I was recently tasked with evaluating Laravel-based and external SSO workflows and stumbled on Keycloak in several places. There is a Socialite provider as well as Supabase auth so I needed a way to make a quick evaluation. I chose to use Docker as I didn't want to dive into the world of Java installations. There is some extensive documentation, but like some OSS projects, it can be a firehose at times.

Fortunately, Google came to the rescue with many resources I've included at the bottom of this post for reference. A Docker compose file to spin up the Keycloak container and Postgres to store its data. The docker image needs environment variables set and the best way I know to do that is through direnv and specifically the asdf version manager plugin for it.


I lifted this template from this StackOverflow post and surgically altered it for my purposes.

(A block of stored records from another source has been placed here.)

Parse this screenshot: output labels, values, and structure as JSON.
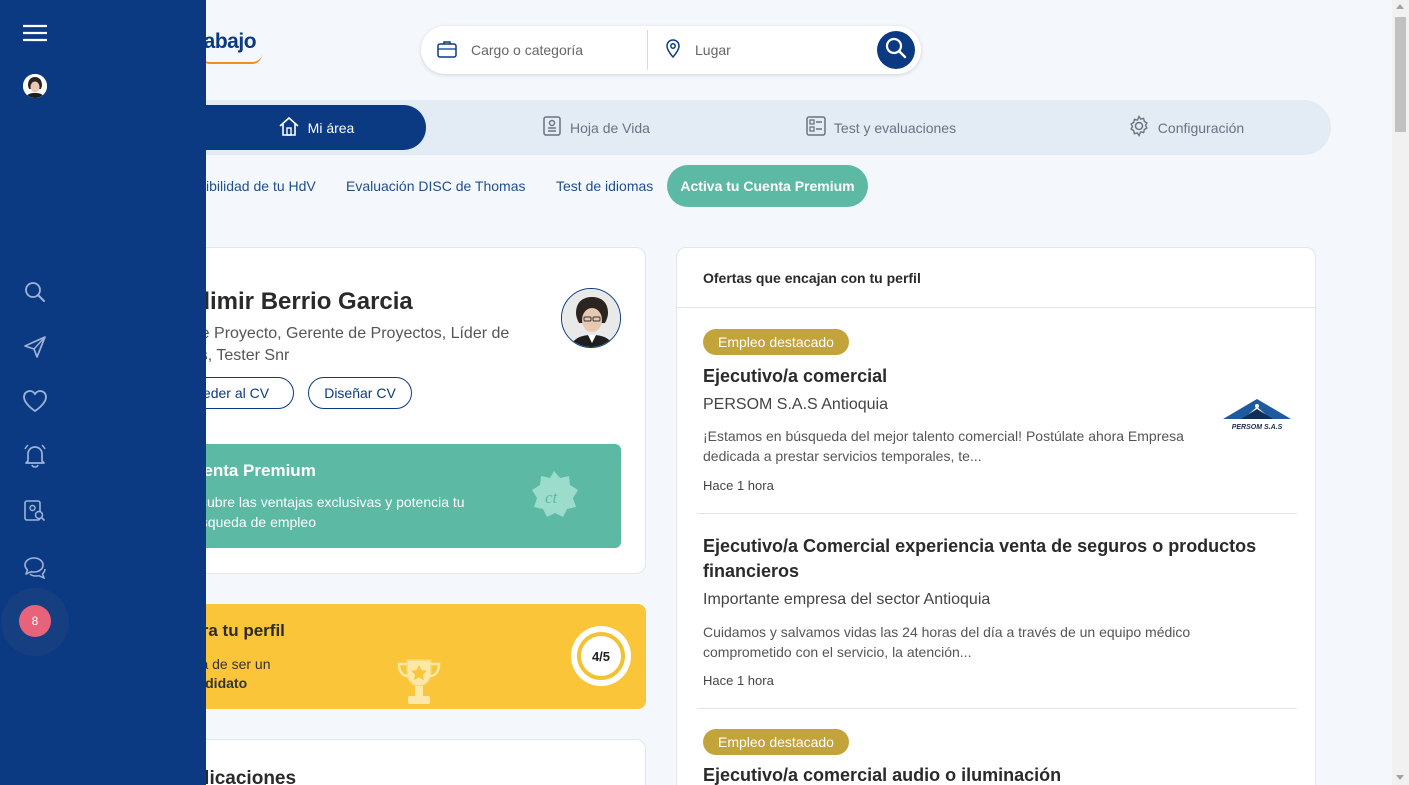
{
  "header": {
    "logo_text": "rabajo",
    "search": {
      "cargo_placeholder": "Cargo o categoría",
      "lugar_placeholder": "Lugar"
    }
  },
  "tabs": [
    {
      "label": "Mi área",
      "icon": "home-icon",
      "active": true
    },
    {
      "label": "Hoja de Vida",
      "icon": "resume-icon"
    },
    {
      "label": "Test y evaluaciones",
      "icon": "checklist-icon"
    },
    {
      "label": "Configuración",
      "icon": "gear-icon"
    }
  ],
  "subnav": [
    {
      "label": "ibilidad de tu HdV"
    },
    {
      "label": "Evaluación DISC de Thomas"
    },
    {
      "label": "Test de idiomas"
    },
    {
      "label": "Activa tu Cuenta Premium",
      "highlight": true
    }
  ],
  "profile": {
    "name": "adimir Berrio Garcia",
    "titles": "r de Proyecto, Gerente de Proyectos, Líder de\nbas, Tester Snr",
    "btn_cv": "ceder al CV",
    "btn_design": "Diseñar CV",
    "premium_title": "uenta Premium",
    "premium_text": "scubre las ventajas exclusivas y potencia tu\núsqueda de empleo"
  },
  "secure": {
    "title": "gura tu perfil",
    "text_line1": "erca de ser un",
    "text_line2": "candidato",
    "progress": "4/5"
  },
  "apps": {
    "title": "aplicaciones"
  },
  "offers": {
    "heading": "Ofertas que encajan con tu perfil",
    "items": [
      {
        "badge": "Empleo destacado",
        "title": "Ejecutivo/a comercial",
        "company": "PERSOM S.A.S Antioquia",
        "desc": "¡Estamos en búsqueda del mejor talento comercial! Postúlate ahora Empresa dedicada a prestar servicios temporales, te...",
        "time": "Hace 1 hora",
        "logo_text": "PERSOM S.A.S"
      },
      {
        "badge": "",
        "title": "Ejecutivo/a Comercial experiencia venta de seguros o productos financieros",
        "company": "Importante empresa del sector Antioquia",
        "desc": "Cuidamos y salvamos vidas las 24 horas del día a través de un equipo médico comprometido con el servicio, la atención...",
        "time": "Hace 1 hora"
      },
      {
        "badge": "Empleo destacado",
        "title": "Ejecutivo/a comercial audio o iluminación"
      }
    ]
  },
  "sidebar": {
    "notification_count": "8",
    "icons": [
      "menu-icon",
      "avatar",
      "search-icon",
      "send-icon",
      "heart-icon",
      "bell-icon",
      "profile-search-icon",
      "chat-icon"
    ]
  },
  "colors": {
    "brand": "#0b3a82",
    "premium": "#5bb9a4",
    "highlight_yellow": "#fbc53a",
    "badge_gold": "#c2a43a",
    "notif": "#e86379"
  }
}
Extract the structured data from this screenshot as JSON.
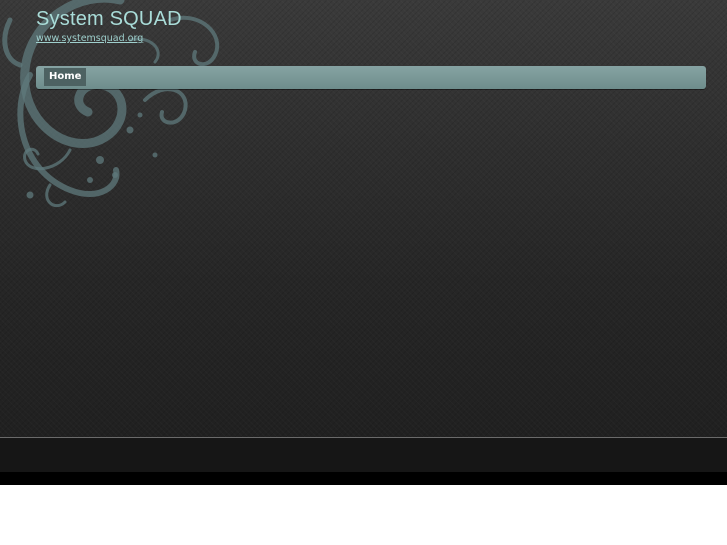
{
  "header": {
    "site_title": "System SQUAD",
    "site_url": "www.systemsquad.org"
  },
  "nav": {
    "items": [
      {
        "label": "Home"
      }
    ]
  },
  "colors": {
    "accent": "#a9dcd8",
    "nav_bar": "#7a9897",
    "nav_active": "#4d6262",
    "background": "#2a2a2a"
  },
  "icons": {
    "decoration": "swirl-ornament-icon"
  }
}
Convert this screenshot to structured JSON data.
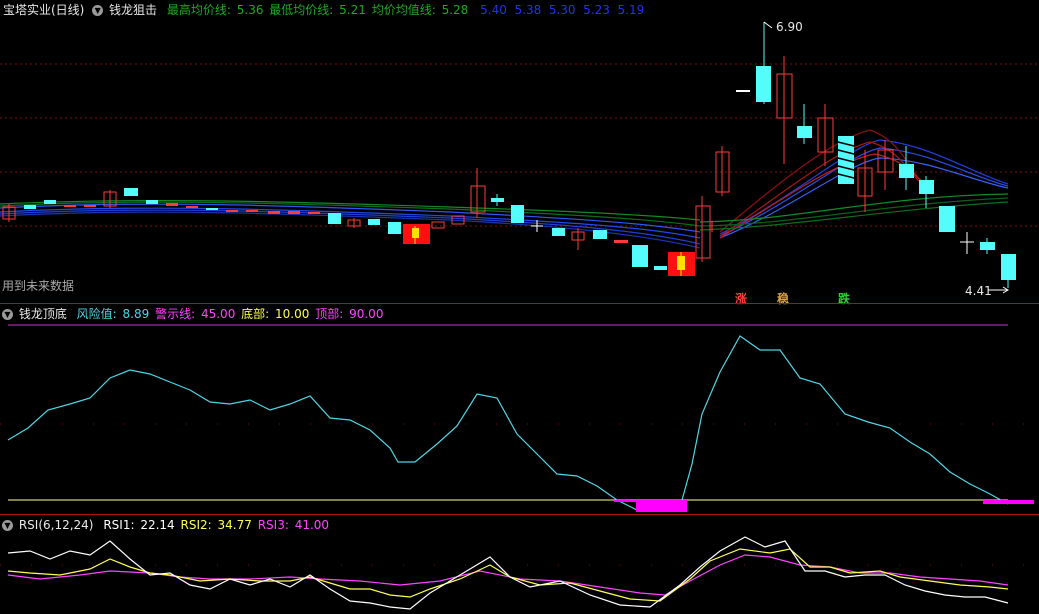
{
  "main": {
    "stock_name": "宝塔实业(日线)",
    "indicator_name": "钱龙狙击",
    "line1_label": "最高均价线:",
    "line1_value": "5.36",
    "line2_label": "最低均价线:",
    "line2_value": "5.21",
    "line3_label": "均价均值线:",
    "line3_value": "5.28",
    "extra_values": "5.40  5.38  5.30  5.23  5.19",
    "high_price": "6.90",
    "low_price": "4.41",
    "future_note": "用到未来数据",
    "signal_rise": "涨",
    "signal_steady": "稳",
    "signal_fall": "跌"
  },
  "sub1": {
    "name": "钱龙顶底",
    "risk_label": "风险值:",
    "risk_value": "8.89",
    "warn_label": "警示线:",
    "warn_value": "45.00",
    "bottom_label": "底部:",
    "bottom_value": "10.00",
    "top_label": "顶部:",
    "top_value": "90.00"
  },
  "sub2": {
    "name": "RSI(6,12,24)",
    "rsi1_label": "RSI1:",
    "rsi1_value": "22.14",
    "rsi2_label": "RSI2:",
    "rsi2_value": "34.77",
    "rsi3_label": "RSI3:",
    "rsi3_value": "41.00"
  },
  "colors": {
    "up": "#ff3b3b",
    "down": "#54fcfc",
    "risk_line": "#4fd6e6",
    "rsi1": "#ffffff",
    "rsi2": "#ffff55",
    "rsi3": "#ff44ff",
    "frame": "#b01010"
  },
  "icons": [
    "settings-circle-icon",
    "settings-circle-icon",
    "settings-circle-icon",
    "settings-circle-icon"
  ]
}
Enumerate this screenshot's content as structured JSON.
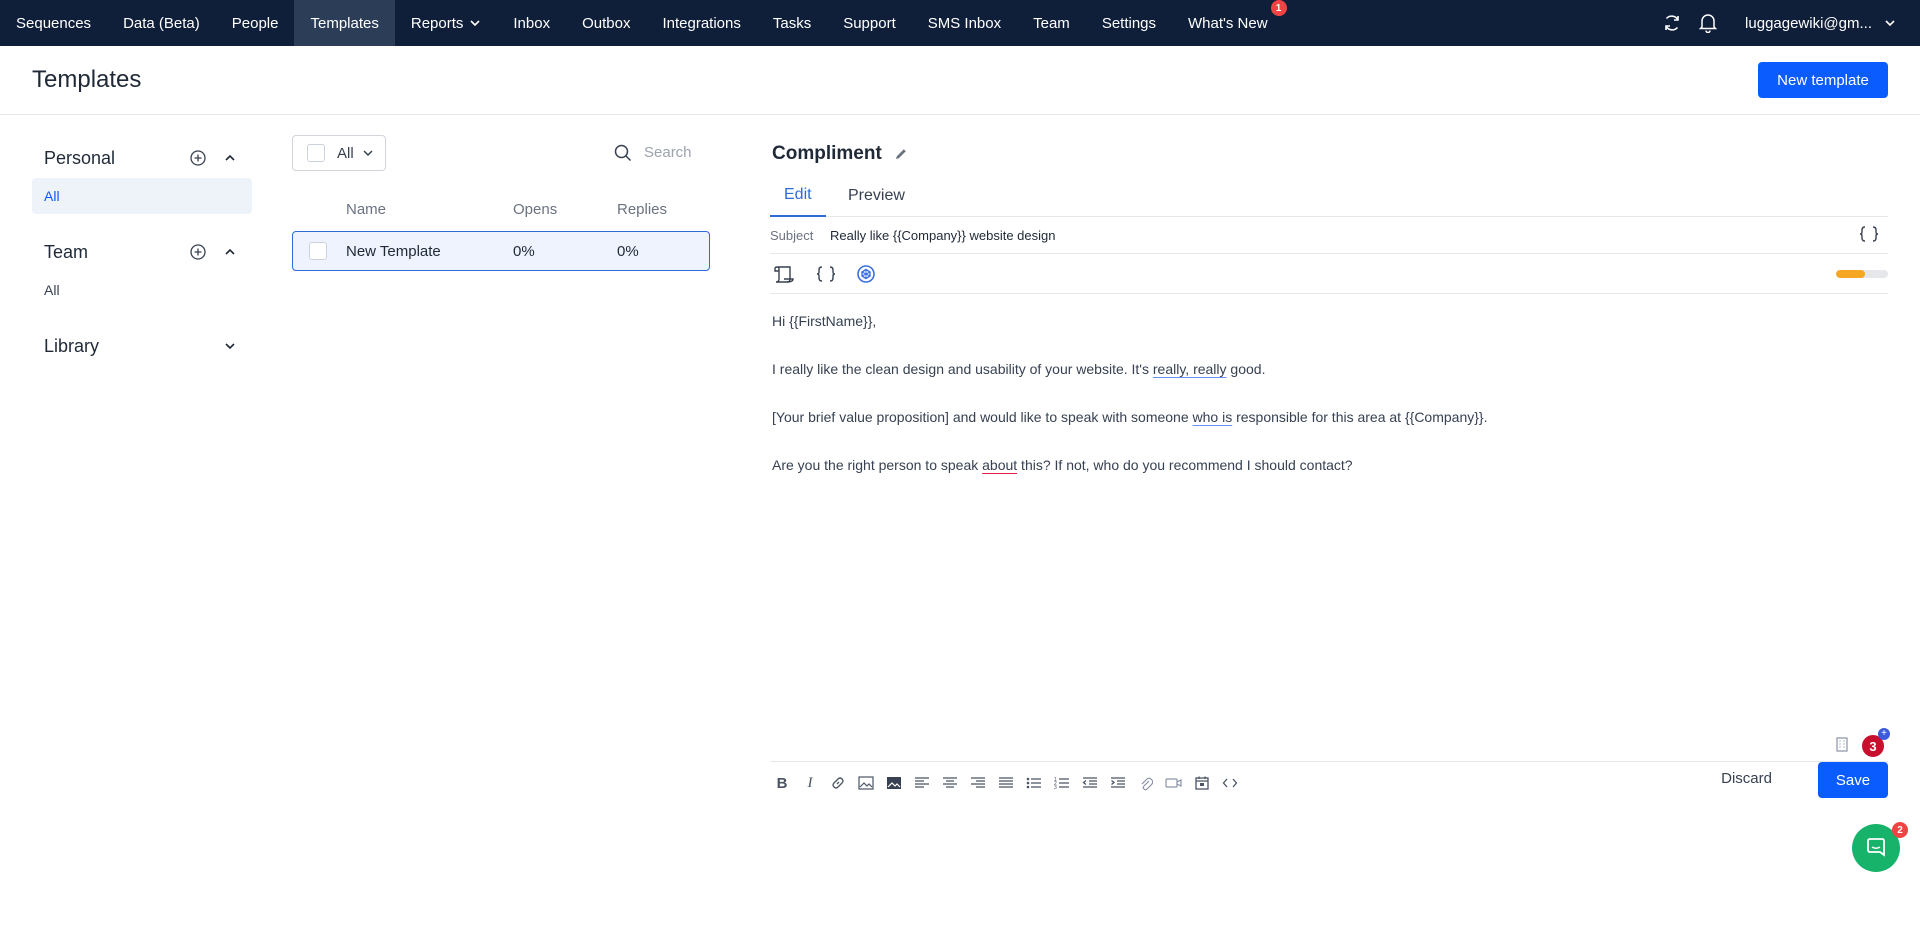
{
  "nav": {
    "items": [
      {
        "label": "Sequences"
      },
      {
        "label": "Data (Beta)"
      },
      {
        "label": "People"
      },
      {
        "label": "Templates"
      },
      {
        "label": "Reports"
      },
      {
        "label": "Inbox"
      },
      {
        "label": "Outbox"
      },
      {
        "label": "Integrations"
      },
      {
        "label": "Tasks"
      },
      {
        "label": "Support"
      },
      {
        "label": "SMS Inbox"
      },
      {
        "label": "Team"
      },
      {
        "label": "Settings"
      },
      {
        "label": "What's New",
        "badge": "1"
      }
    ],
    "active": "Templates",
    "user": "luggagewiki@gm..."
  },
  "header": {
    "title": "Templates",
    "new_button": "New template"
  },
  "sidebar": {
    "personal": {
      "label": "Personal",
      "items": [
        {
          "label": "All"
        }
      ]
    },
    "team": {
      "label": "Team",
      "items": [
        {
          "label": "All"
        }
      ]
    },
    "library": {
      "label": "Library"
    }
  },
  "list": {
    "filter": "All",
    "search_placeholder": "Search",
    "columns": [
      "Name",
      "Opens",
      "Replies"
    ],
    "rows": [
      {
        "name": "New Template",
        "opens": "0%",
        "replies": "0%"
      }
    ]
  },
  "editor": {
    "template_name": "Compliment",
    "tabs": [
      "Edit",
      "Preview"
    ],
    "active_tab": "Edit",
    "subject_label": "Subject",
    "subject_value": "Really like {{Company}} website design",
    "progress_fraction": 0.55,
    "body": {
      "line1": "Hi {{FirstName}},",
      "line2_a": "I really like the clean design and usability of your website. It's ",
      "line2_b": "really, really",
      "line2_c": " good.",
      "line3_a": "[Your brief value proposition] and would like to speak with someone ",
      "line3_b": "who is",
      "line3_c": " responsible for this area at {{Company}}.",
      "line4_a": "Are you the right person to speak ",
      "line4_b": "about",
      "line4_c": " this? If not, who do you recommend I should contact?"
    },
    "grammar_count": "3",
    "discard": "Discard",
    "save": "Save"
  },
  "chat": {
    "badge": "2"
  },
  "colors": {
    "nav_bg": "#0f1f3a",
    "primary": "#0a5cff",
    "accent_orange": "#f5a623",
    "chat_green": "#18b36b"
  }
}
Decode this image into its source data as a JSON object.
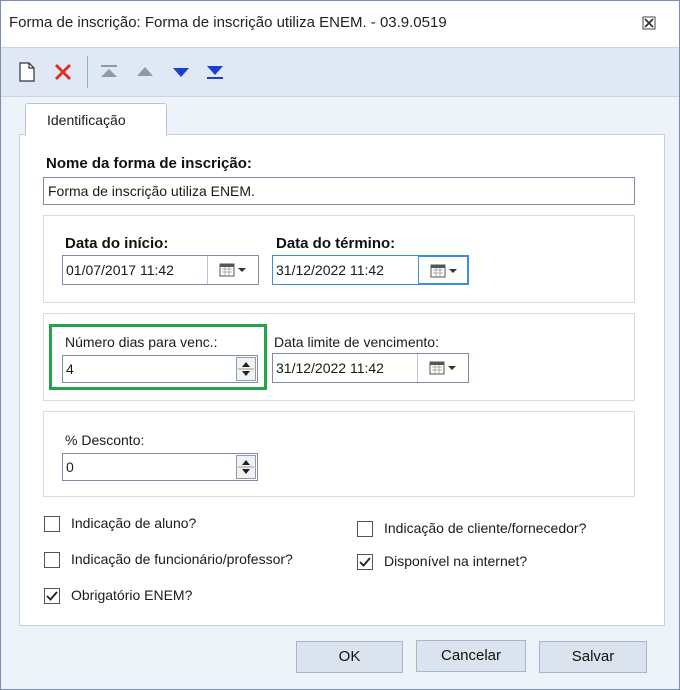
{
  "window": {
    "title": "Forma de inscrição: Forma de inscrição utiliza ENEM. - 03.9.0519",
    "close_icon": "close-icon"
  },
  "toolbar": {
    "icons": [
      "new-document-icon",
      "delete-icon",
      "move-first-icon",
      "move-up-icon",
      "move-down-icon",
      "move-last-icon"
    ]
  },
  "tabs": [
    {
      "label": "Identificação"
    }
  ],
  "form": {
    "nome_label": "Nome da forma de inscrição:",
    "nome_value": "Forma de inscrição utiliza ENEM.",
    "data_inicio_label": "Data do início:",
    "data_inicio_value": "01/07/2017 11:42",
    "data_termino_label": "Data do término:",
    "data_termino_value": "31/12/2022 11:42",
    "num_dias_label": "Número dias para venc.:",
    "num_dias_value": "4",
    "data_limite_label": "Data limite de vencimento:",
    "data_limite_value": "31/12/2022 11:42",
    "desconto_label": "% Desconto:",
    "desconto_value": "0"
  },
  "checkboxes": [
    {
      "label": "Indicação de aluno?",
      "checked": false
    },
    {
      "label": "Indicação de funcionário/professor?",
      "checked": false
    },
    {
      "label": "Obrigatório ENEM?",
      "checked": true
    },
    {
      "label": "Indicação de cliente/fornecedor?",
      "checked": false
    },
    {
      "label": "Disponível na internet?",
      "checked": true
    }
  ],
  "buttons": {
    "ok": "OK",
    "cancelar": "Cancelar",
    "salvar": "Salvar"
  },
  "colors": {
    "highlight": "#22a24a",
    "delete": "#e03020",
    "arrow_blue": "#1a3fcf"
  }
}
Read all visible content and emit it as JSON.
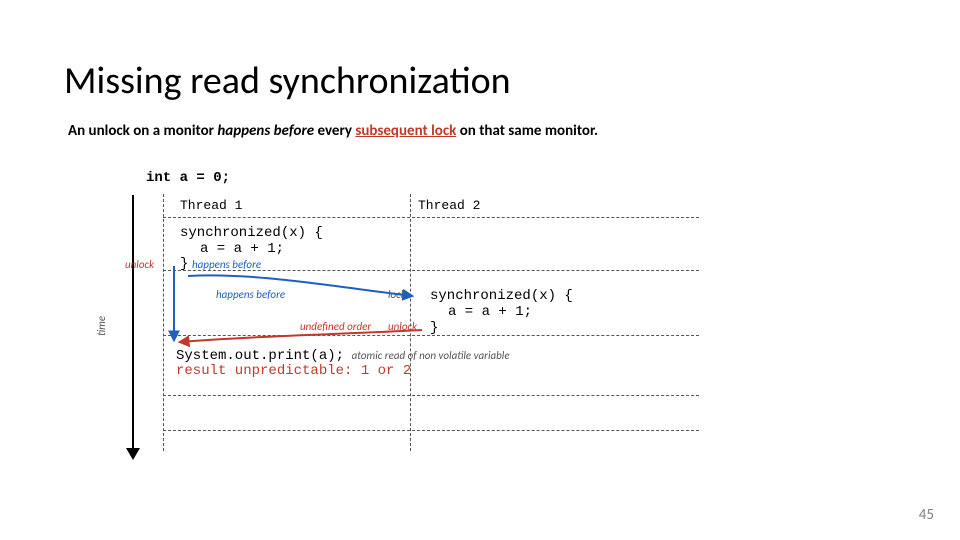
{
  "title": "Missing read synchronization",
  "rule": {
    "prefix": "An unlock on a monitor ",
    "italic": "happens before",
    "mid": " every ",
    "highlight": "subsequent lock",
    "suffix": " on that same monitor."
  },
  "diagram": {
    "init_code": "int a = 0;",
    "time_axis": "time",
    "thread1_label": "Thread 1",
    "thread2_label": "Thread 2",
    "t1_sync_open": "synchronized(x) {",
    "increment": "a = a + 1;",
    "close_brace": "}",
    "unlock": "unlock",
    "lock": "lock",
    "happens_before": "happens before",
    "undefined_order": "undefined order",
    "t2_sync_open": "synchronized(x) {",
    "print_stmt": "System.out.print(a);",
    "atomic_note": "atomic read of non volatile variable",
    "result_line": "result unpredictable: 1 or 2"
  },
  "page_number": "45"
}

I commented out the parts that weren't relevant and stripped away the backend and frontend services since I no longer needed them.

version: "3.8"

    image: postgres:14
    container_name: database
    # add multiple schemas
    hostname: local
    restart: always
      - ./db-data:/var/lib/postgresql/data/
      - ./sql:/docker-entrypoint-initdb.d/:ro
      # - ./sql/access_attempt.sql:/docker-entrypoint-initdb.d/A.sql
      # - ./sql/bceid.sql:/docker-entrypoint-initdb.d/B.sql
      # - ./sql/lookup_activitytype.sql:/docker-entrypoint-initdb.d/C.sql
      # - ./sql/lookup_gender_pronoun.sql:/docker-entrypoint-initdb.d/D.sql
      # - ./sql/client.sql:/docker-entrypoint-initdb.d/E.sql
      - "5439:5432"
      - db-keycloak

    command: ["start-dev"]
    container_name: keycloak
      DB_ADDR: database
      DB_PORT: 5432
      DB_SCHEMA: public
      DB_USER: ${DB_USER}
      KC_PROXY_MODE: edge
      KC_HTTP_ENABLED: true
      - "8089:8080"
      - "8443:8443"
      - database
    restart: always
      - database
      - db-keycloak

    driver: bridge


This sets the environment variables used by both Postgres and Keycloak.


Usage Instructions

  1. Run docker compose up to run the containers in interactive mode.

    1. Upon first run your db-data directory should fill up with files and directories.
  2. Run docker compose up -d to run your containers in the background.
  3. Run docker-compose down --rmi all to completely cleanup all containers.
  4. Modify the command command: ["start-dev"] to start keycloak in the other modes. This is necessary as the entrypoint isn't specific enough.

It may be useful to create an optimized Keycloak image, but that wasn't necessary for my purposes.

  1. Modify the image section image: to keycloak-custom:latest to use the custom image.

    1. We can publish this image to our own registry if we wanted but this is fine for now. I doubt we'll want to use this outside of production.
  2. To build the optimized Keycloak image independently, run the following: docker build -t keycloak-custom:latest ..